The following section outlines the Memphis scaling process and provides instructions on how to implement it.

Scaling Up vs Scaling Out / Vertical vs Horizontal Scaling

Memphis utilize the same scaling paradigm as most database or application solutions which is called Scaling Up vs Scaling Out aka Vertical vs Horizontal Scaling.
Scaling up an application refers to increasing the capacity of the current system by adding more resources such as CPU, memory, or storage. This is also known as vertical scaling.
On the other hand, scaling out an application involves distributing the workload across multiple systems or instances to increase capacity. This is also known as horizontal scaling.
Both approaches can be used to increase the capacity of an application to handle a larger workload, but they have different implications and trade-offs. Scaling up a single system can be more cost-effective, but it may reach a physical limit in terms of the resources that can be added. Scaling out requires more infrastructure and may be more complex to set up and manage, but it allows for virtually unlimited scaling potential.
Below, you'll find examples, instructions and best practices on how to scale up/scale up your Memphis cluster.

Scaling up / Vertical Scaling

Addition of CPU / memory / storage to every broker itself (can be only one). As mentioned in the hardware requirement table, Memphis can be installed with only one memphis broker over a Kubernetes cluster with a single worker equipped with 2 CPUs, 4GB of RAM, and 16GB of storage. Note that these are the minimum requirements. You can go below them at your own risk but may experience instability in your Memphis ecosystem.
As the demand for computing resources increases with the growth of workload and data transfer through Memphis, it may be necessary to allocate additional resources.
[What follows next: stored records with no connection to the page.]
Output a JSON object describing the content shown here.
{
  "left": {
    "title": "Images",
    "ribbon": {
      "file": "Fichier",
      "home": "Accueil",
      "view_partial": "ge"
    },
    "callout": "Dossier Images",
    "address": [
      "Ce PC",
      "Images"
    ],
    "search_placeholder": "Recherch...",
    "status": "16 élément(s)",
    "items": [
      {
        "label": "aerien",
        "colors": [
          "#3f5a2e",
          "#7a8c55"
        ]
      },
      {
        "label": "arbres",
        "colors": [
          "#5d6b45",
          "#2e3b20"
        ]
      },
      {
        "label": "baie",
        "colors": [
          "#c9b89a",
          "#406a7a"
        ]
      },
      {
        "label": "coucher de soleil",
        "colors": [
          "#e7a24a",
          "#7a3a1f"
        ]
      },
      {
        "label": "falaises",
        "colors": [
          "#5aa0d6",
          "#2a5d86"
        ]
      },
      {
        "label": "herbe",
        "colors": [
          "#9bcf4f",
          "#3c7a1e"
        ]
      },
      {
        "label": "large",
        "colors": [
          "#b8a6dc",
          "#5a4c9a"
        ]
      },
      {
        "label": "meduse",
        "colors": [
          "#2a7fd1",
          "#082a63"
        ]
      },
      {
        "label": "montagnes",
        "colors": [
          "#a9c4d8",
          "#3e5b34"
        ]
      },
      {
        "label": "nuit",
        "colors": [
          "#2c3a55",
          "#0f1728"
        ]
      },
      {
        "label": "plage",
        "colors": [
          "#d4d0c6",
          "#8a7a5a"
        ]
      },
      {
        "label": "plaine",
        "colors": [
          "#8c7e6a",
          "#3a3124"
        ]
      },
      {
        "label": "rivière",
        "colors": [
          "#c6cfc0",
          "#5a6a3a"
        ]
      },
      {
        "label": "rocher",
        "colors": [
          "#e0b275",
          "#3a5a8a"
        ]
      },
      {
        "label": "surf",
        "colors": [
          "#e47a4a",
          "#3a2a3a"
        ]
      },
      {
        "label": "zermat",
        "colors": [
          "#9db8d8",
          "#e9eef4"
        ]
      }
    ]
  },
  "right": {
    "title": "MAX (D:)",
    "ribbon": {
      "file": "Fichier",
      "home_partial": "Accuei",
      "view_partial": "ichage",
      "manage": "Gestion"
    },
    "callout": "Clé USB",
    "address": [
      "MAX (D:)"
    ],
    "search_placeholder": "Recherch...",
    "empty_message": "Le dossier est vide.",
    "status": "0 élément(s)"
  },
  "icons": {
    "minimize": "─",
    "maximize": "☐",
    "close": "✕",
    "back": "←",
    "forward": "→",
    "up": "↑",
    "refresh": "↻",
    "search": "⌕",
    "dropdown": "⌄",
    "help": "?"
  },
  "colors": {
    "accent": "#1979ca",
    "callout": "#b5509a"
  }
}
One approach to doing this is to increase the number of CPUs in the Kubernetes nodes and, depending on the storage requirements of the system, adding more memory and/or storage capacity.
As long as it is implemented correctly, using Kubernetes for the production-level of Memphis will not impact the functioning of Memphis and there will be no downtime during the scaling process.

Strengths

  • Relative speed: Upgrading a resource, such as replacing a single processor with a dual processor, doubles the processing speed of the CPU. Similarly, upgrading dynamic random access memory (DRAM) can enhance the dynamic memory performance of the system.
  • Simplicity: Expanding the size of a current system does not alter network connectivity or software configuration, making the scaling process more efficient and requiring less time and effort compared to the alternative of scaling out the architecture.

Scaling out / Horizontal Scaling

Relevant for Memphis cluster-mode​
Scale-out is a concept that exists in distributed applications only.
In such a scale type, each cluster node act as a stateless worker of the cluster, and when more power is needed, we add more cluster workers. In Memphis's case, this means adding more Memphis Brokers to handle the increasing workload. Please refer down below for a example on how to add more Memphis brokers.

A step-by-step guide to adding more Memphis brokers

Step 1: Add more StatefulSets
kubectl scale statefulsets memphis-broker --replicas=<new amount of replicas> -n memphis
Step 2: Edit Memphis ConfigMap route table
kubectl get cm memphis-broker-config -o yaml > memphis-broker-config.yaml
vi memphis-broker-config.yaml
Add the new StatefulSet in the marked line with the following pattern -
, nats://memphis-broker-X.memphis-cluster.memphis.svc.cluster.local:6222